The military and police trucks followed the protesters as nearly a hundred officers corralled the protesters into a circle. Among the arrested were journalists, a 17-year-old pregnant girl, and a 78-year-old woman.
Hafiz was one of the journalists arrested, even though she clearly identifies herself to police in the video.
According to Hafiz, more than 140 people were arrested by police and taken to a jail in Mandan, North Dakota, that was not big enough to hold everyone:
A number of women faced humiliating strip searches, which included spreading their body parts and jumping up and down while coughing. We were refused phone calls and received no food or water for eight hours after being arrested. Two women fainted from low blood sugar and another had her medication taken away, causing her to shake and sweat profusely.
Hafiz recalled that when she was released from jail, an officer told her: "Your camera is being held as evidence in a crime."
It's not clear what the alleged crime is.
"Today's situation clearly illustrates what we have been saying for weeks: that this protest is not peaceful or lawful," Morton County Sheriff Kyle Kirchmeier said of the arrests, reports CNN. "This protest was intentionally coordinated and planned by agitators with the specific intent to engage in illegal activities."

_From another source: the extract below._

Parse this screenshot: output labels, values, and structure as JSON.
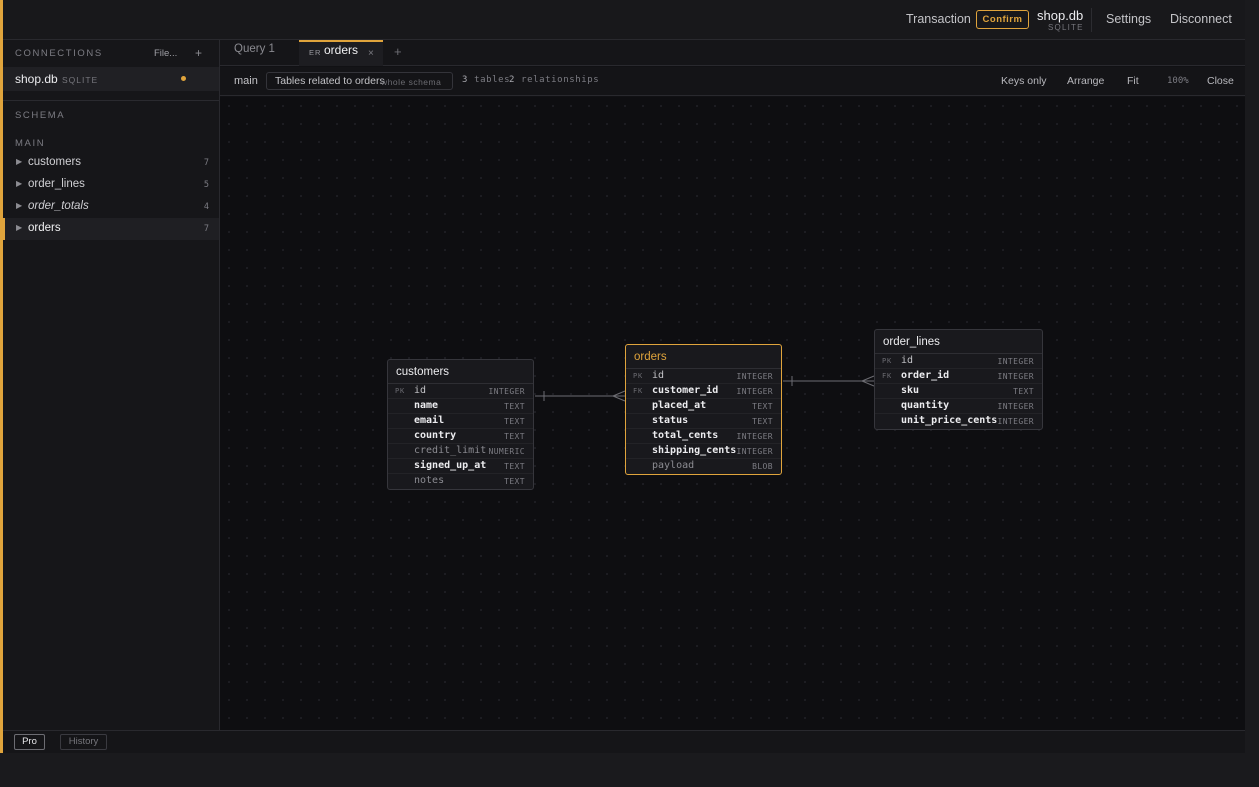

According to the Morton County Sheriff's Department, the illegal activities included protesters attaching themselves to construction equipment with bicycle locks and homemade handcuffs. Other protesters allegedly cut holes in construction equipment doors, put their arms through the holes and covered their arms in casts made of concrete.
Democracy Now news anchor Amy Goodman covered a similar protest by Native Americans on Sept. 3. In that video (below), security guards hired by the pipeline construction company turned dogs loose on people, who were bitten and bleeding.
Jonni Joyce, an expert in law enforcement canine handling, told Democracy Now on Sept. 6: "What I witnessed on the video was absolutely horrific and a chaotic scene. It appeared that the handlers were not trained properly in order to manage a dog that has been trained in some type of controlled aggression."
North Dakota State Attorney Ladd R. Erickson charged Goodman with criminal trespass on Sept. 8, but changed the charge to "engaging in a riot" on Oct. 14, which was then thrown out by Judge John Grinsteiner on Oct. 17.
Democracy Now reported on Oct. 26 that Morton County Sheriff’s Captain Jay Gruebele concluded in a report about the dog attack incident: "Through this investigation it has been proven that the dog handlers were not properly licensed to do security work in the State of North Dakota."
The Intercept's Jihan Hafiz On Oct. 22
Democracy Now's Amy Goodman On Sept. 3
Jonni Joyce on Democracy Now On Sept. 6